In the entries that follow, how many lines contain the word "avatar"? Answer with the number only.

-- Input material follows --

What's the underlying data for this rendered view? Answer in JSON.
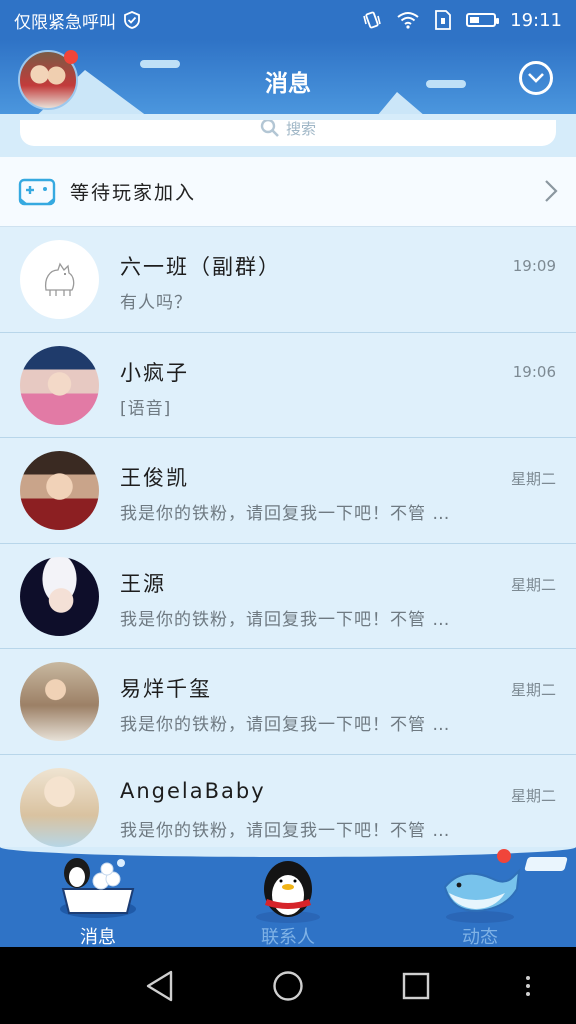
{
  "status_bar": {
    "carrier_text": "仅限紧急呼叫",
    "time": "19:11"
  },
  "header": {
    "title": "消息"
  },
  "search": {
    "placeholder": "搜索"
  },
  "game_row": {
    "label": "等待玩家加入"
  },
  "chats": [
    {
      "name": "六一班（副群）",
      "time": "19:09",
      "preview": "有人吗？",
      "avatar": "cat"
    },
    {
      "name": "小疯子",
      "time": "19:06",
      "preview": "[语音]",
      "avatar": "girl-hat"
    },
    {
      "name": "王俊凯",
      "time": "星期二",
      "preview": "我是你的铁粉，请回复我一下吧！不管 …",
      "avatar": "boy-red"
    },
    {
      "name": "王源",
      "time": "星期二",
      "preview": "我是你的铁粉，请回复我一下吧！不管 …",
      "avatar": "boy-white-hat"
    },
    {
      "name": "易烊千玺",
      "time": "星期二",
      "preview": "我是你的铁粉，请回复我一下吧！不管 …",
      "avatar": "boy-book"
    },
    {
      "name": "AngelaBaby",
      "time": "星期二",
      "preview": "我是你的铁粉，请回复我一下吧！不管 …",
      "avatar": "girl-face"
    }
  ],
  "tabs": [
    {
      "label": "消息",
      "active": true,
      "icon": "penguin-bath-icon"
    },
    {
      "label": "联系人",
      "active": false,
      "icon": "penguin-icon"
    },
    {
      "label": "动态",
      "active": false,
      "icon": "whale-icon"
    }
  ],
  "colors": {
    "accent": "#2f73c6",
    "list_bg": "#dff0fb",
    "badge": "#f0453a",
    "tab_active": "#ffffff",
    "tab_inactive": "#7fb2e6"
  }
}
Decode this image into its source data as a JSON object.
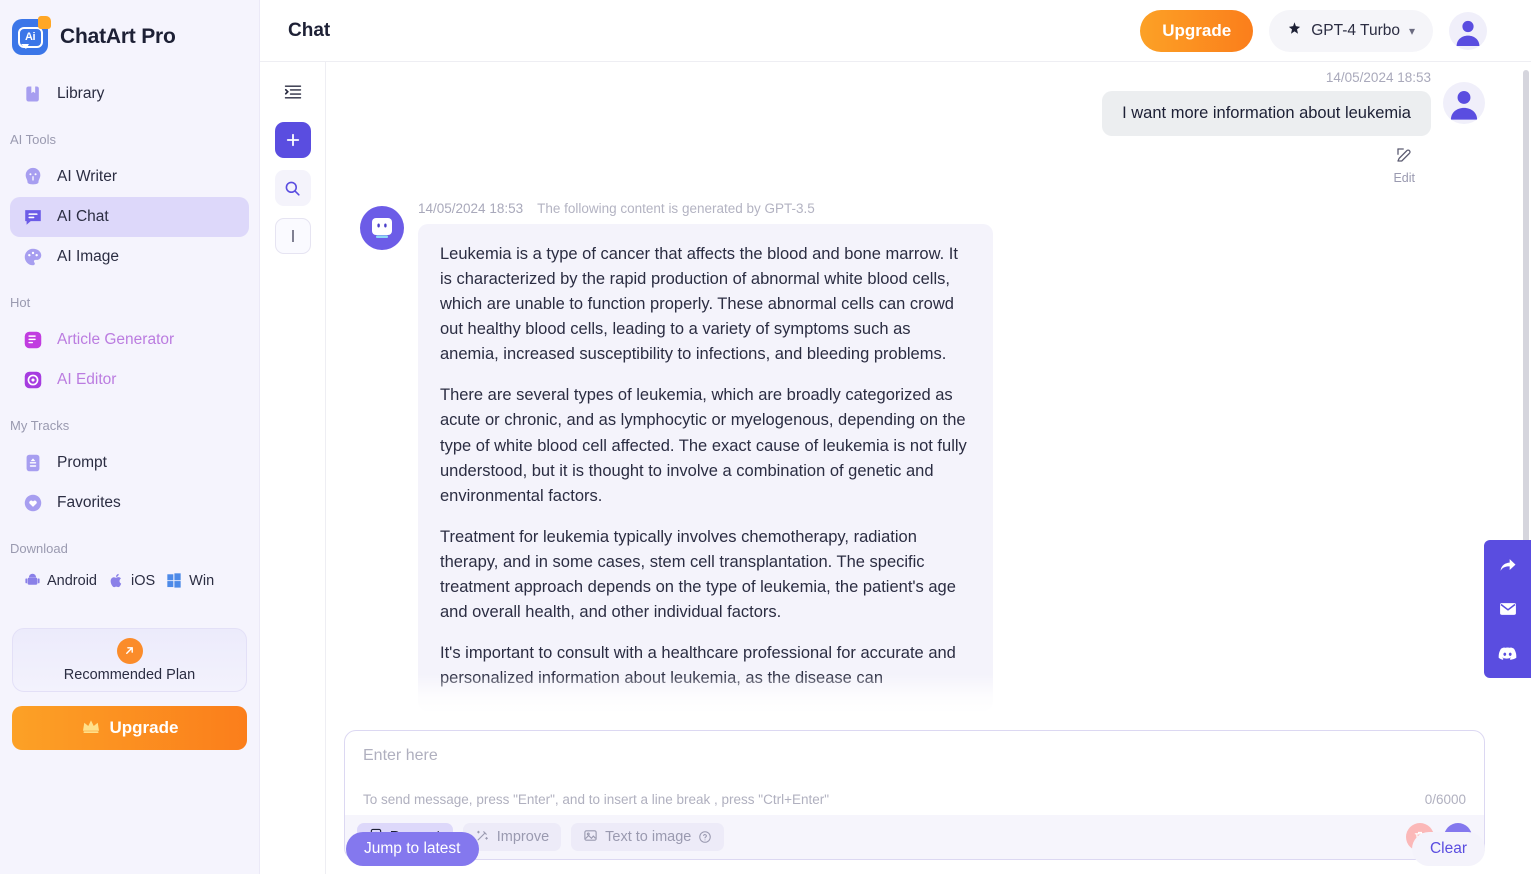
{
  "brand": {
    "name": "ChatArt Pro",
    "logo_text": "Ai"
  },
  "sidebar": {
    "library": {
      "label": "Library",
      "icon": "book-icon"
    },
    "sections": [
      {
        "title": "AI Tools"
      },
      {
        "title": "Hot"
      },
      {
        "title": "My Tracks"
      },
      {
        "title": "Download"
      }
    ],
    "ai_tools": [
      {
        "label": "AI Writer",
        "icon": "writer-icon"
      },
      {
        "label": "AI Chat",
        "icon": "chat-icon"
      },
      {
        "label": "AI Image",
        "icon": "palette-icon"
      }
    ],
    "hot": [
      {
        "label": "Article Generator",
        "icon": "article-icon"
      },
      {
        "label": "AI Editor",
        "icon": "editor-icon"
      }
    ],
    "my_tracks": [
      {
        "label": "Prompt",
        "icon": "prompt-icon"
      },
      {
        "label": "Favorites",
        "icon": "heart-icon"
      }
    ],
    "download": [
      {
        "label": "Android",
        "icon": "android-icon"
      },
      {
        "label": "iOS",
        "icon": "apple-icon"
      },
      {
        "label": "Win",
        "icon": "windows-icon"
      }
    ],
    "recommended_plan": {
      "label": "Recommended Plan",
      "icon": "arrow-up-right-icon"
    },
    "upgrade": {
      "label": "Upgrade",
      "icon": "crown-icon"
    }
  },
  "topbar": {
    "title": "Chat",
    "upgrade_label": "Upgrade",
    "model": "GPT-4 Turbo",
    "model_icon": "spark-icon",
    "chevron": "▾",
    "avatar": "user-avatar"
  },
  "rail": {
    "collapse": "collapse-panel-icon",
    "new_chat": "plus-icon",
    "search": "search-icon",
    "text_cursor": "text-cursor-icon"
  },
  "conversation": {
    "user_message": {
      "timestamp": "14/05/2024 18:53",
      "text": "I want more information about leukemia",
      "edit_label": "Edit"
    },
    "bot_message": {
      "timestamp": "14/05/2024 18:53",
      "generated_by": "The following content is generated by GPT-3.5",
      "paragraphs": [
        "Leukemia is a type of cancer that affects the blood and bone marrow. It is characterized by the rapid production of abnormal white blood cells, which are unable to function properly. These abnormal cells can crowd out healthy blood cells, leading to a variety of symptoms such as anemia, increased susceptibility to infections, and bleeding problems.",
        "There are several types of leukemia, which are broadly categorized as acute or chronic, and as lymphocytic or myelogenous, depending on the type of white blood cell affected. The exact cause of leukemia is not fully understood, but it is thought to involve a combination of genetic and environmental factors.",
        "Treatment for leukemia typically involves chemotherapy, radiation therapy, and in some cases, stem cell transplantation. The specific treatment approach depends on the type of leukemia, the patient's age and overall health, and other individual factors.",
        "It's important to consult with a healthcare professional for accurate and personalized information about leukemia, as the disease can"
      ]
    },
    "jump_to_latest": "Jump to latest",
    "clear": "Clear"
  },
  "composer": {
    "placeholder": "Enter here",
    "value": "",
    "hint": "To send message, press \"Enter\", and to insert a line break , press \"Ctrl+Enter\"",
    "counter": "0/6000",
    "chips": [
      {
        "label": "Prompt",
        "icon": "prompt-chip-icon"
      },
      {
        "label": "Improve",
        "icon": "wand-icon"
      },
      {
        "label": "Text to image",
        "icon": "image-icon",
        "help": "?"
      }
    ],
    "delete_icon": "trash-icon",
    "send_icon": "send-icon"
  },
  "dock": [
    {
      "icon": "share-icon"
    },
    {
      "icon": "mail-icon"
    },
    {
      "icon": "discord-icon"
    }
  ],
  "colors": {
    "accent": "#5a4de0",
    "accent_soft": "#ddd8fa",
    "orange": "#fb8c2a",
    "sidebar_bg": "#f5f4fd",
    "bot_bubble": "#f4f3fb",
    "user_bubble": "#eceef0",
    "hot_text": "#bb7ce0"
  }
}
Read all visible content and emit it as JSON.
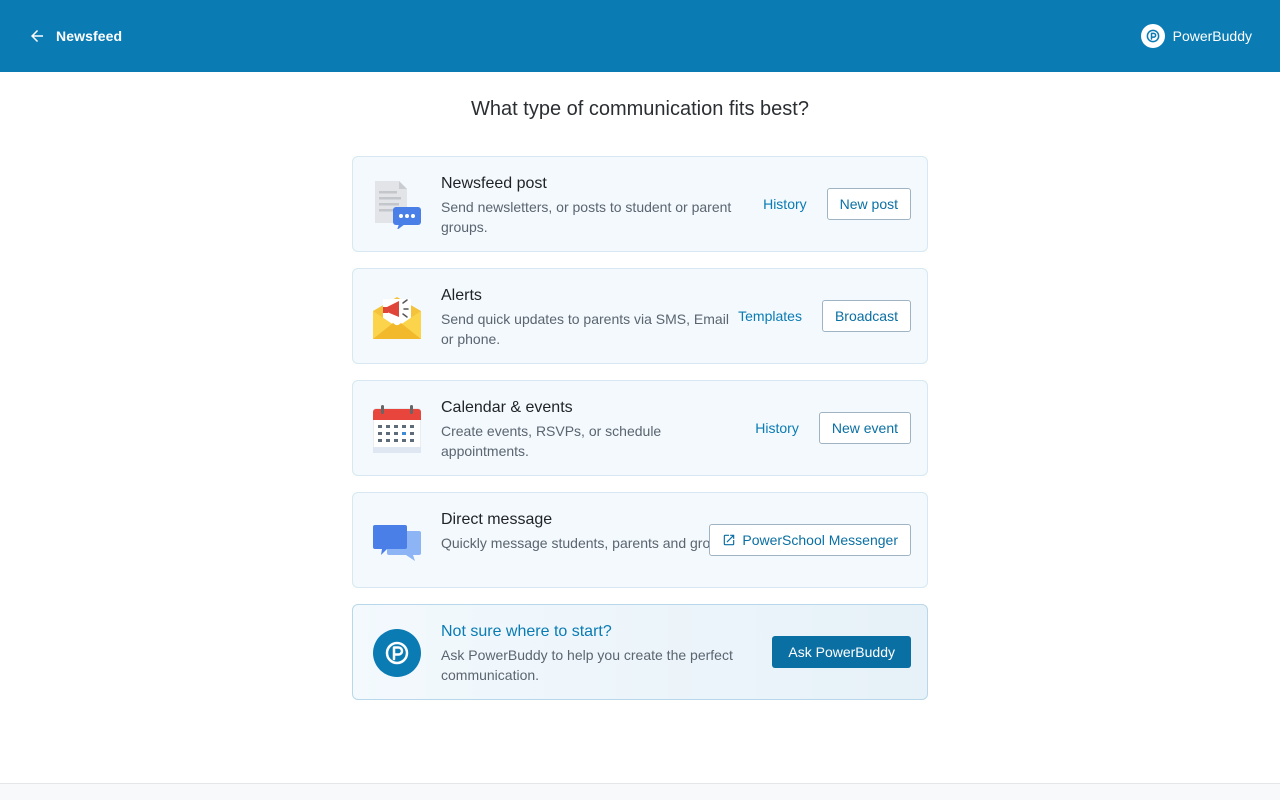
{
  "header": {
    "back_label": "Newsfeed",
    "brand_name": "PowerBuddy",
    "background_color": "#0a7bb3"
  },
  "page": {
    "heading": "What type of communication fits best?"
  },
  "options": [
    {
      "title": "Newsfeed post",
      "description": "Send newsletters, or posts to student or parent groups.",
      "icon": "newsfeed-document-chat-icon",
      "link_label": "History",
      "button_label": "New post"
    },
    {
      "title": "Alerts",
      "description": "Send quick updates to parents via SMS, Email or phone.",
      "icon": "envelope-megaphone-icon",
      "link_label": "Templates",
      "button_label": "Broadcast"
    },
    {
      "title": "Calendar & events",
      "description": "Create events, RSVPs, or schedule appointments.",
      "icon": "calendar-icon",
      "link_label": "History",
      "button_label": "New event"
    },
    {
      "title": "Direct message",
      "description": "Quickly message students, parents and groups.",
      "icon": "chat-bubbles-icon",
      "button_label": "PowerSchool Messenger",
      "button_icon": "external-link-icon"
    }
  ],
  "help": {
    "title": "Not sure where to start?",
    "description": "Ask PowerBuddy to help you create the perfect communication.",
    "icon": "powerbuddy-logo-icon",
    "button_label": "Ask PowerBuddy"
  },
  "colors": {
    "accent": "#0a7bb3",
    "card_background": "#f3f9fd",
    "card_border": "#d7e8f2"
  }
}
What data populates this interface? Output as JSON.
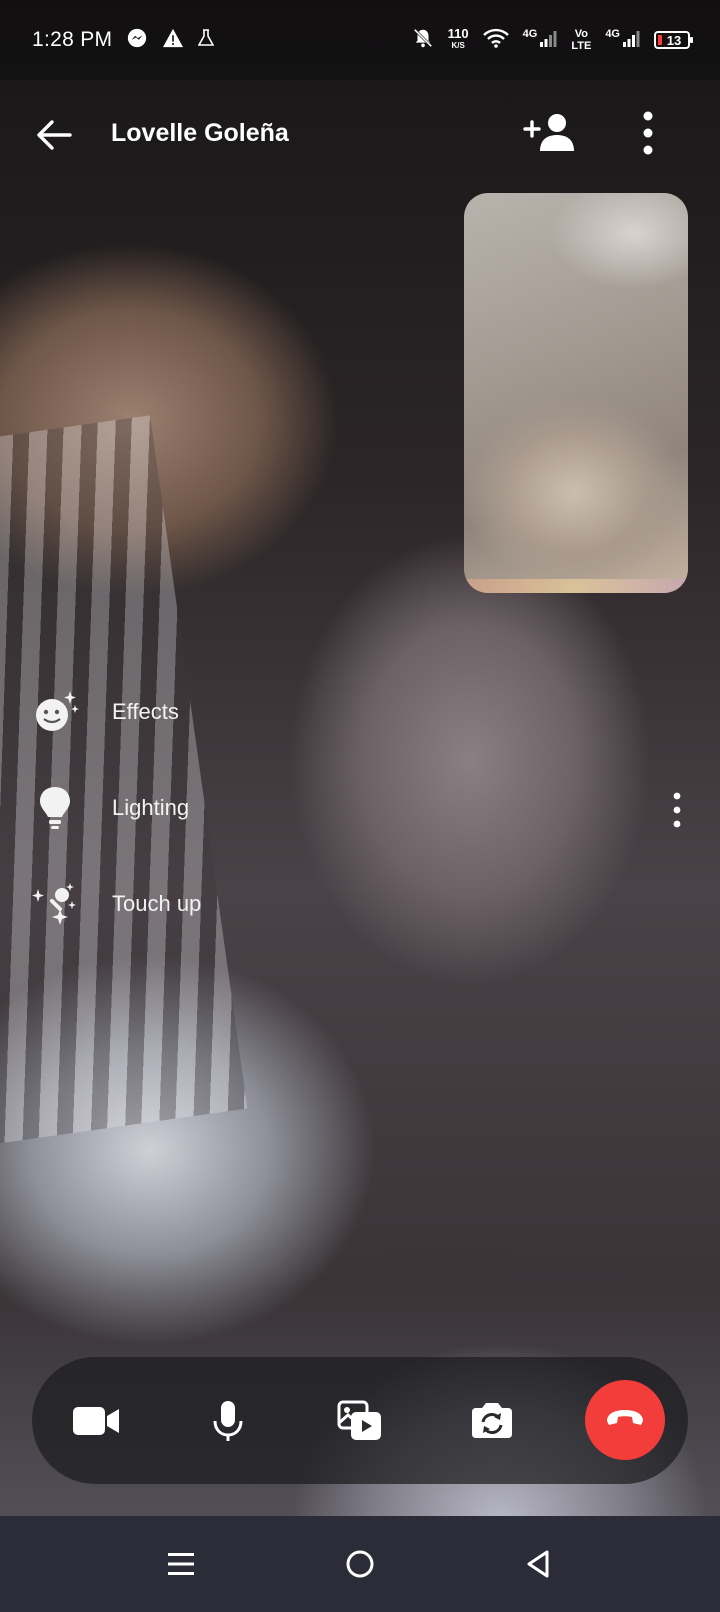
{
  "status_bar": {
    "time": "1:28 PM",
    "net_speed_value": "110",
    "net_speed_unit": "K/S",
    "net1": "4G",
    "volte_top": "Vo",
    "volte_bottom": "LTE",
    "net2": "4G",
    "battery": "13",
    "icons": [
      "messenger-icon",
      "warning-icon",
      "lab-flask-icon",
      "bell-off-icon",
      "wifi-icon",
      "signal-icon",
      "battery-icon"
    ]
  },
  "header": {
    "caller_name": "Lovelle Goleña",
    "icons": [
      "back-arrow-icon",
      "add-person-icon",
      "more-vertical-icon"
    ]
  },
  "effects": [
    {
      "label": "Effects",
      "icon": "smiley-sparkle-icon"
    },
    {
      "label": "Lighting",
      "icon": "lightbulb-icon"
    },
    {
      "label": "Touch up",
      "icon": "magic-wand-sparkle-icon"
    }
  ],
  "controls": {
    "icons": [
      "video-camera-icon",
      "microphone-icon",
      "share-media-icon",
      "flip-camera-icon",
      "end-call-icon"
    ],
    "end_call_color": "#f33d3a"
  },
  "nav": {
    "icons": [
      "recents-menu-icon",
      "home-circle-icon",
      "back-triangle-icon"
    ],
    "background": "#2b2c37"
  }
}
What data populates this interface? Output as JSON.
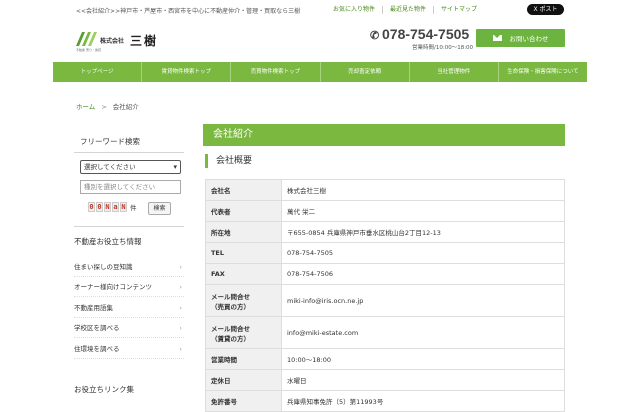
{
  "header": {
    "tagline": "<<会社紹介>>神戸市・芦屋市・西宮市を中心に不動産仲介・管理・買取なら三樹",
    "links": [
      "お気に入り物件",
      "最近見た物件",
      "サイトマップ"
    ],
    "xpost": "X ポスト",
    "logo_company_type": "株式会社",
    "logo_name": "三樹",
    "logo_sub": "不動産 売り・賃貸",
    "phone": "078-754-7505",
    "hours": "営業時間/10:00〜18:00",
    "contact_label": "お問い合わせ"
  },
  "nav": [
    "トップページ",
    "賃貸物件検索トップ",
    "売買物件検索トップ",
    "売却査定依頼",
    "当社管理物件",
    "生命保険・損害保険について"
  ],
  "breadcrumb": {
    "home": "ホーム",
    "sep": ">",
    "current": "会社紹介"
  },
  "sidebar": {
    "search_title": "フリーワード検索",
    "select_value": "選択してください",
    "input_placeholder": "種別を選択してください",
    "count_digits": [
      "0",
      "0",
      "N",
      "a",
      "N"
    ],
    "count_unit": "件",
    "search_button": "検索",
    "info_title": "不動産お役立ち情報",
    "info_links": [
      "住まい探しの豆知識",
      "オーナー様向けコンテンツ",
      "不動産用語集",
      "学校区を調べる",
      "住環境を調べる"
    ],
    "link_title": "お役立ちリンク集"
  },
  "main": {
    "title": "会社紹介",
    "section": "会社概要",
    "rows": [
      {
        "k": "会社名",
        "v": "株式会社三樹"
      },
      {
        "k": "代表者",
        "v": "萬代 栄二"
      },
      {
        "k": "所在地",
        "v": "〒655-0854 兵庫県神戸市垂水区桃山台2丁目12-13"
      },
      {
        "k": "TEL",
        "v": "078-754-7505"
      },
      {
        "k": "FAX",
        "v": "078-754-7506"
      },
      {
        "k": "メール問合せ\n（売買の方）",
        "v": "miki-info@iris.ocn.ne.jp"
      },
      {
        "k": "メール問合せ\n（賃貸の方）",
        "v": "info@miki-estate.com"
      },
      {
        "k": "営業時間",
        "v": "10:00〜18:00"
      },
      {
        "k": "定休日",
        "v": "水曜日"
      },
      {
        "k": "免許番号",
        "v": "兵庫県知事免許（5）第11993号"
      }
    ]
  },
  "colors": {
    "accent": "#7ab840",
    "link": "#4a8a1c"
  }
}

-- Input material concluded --

▶ _Answer for this exercise_
7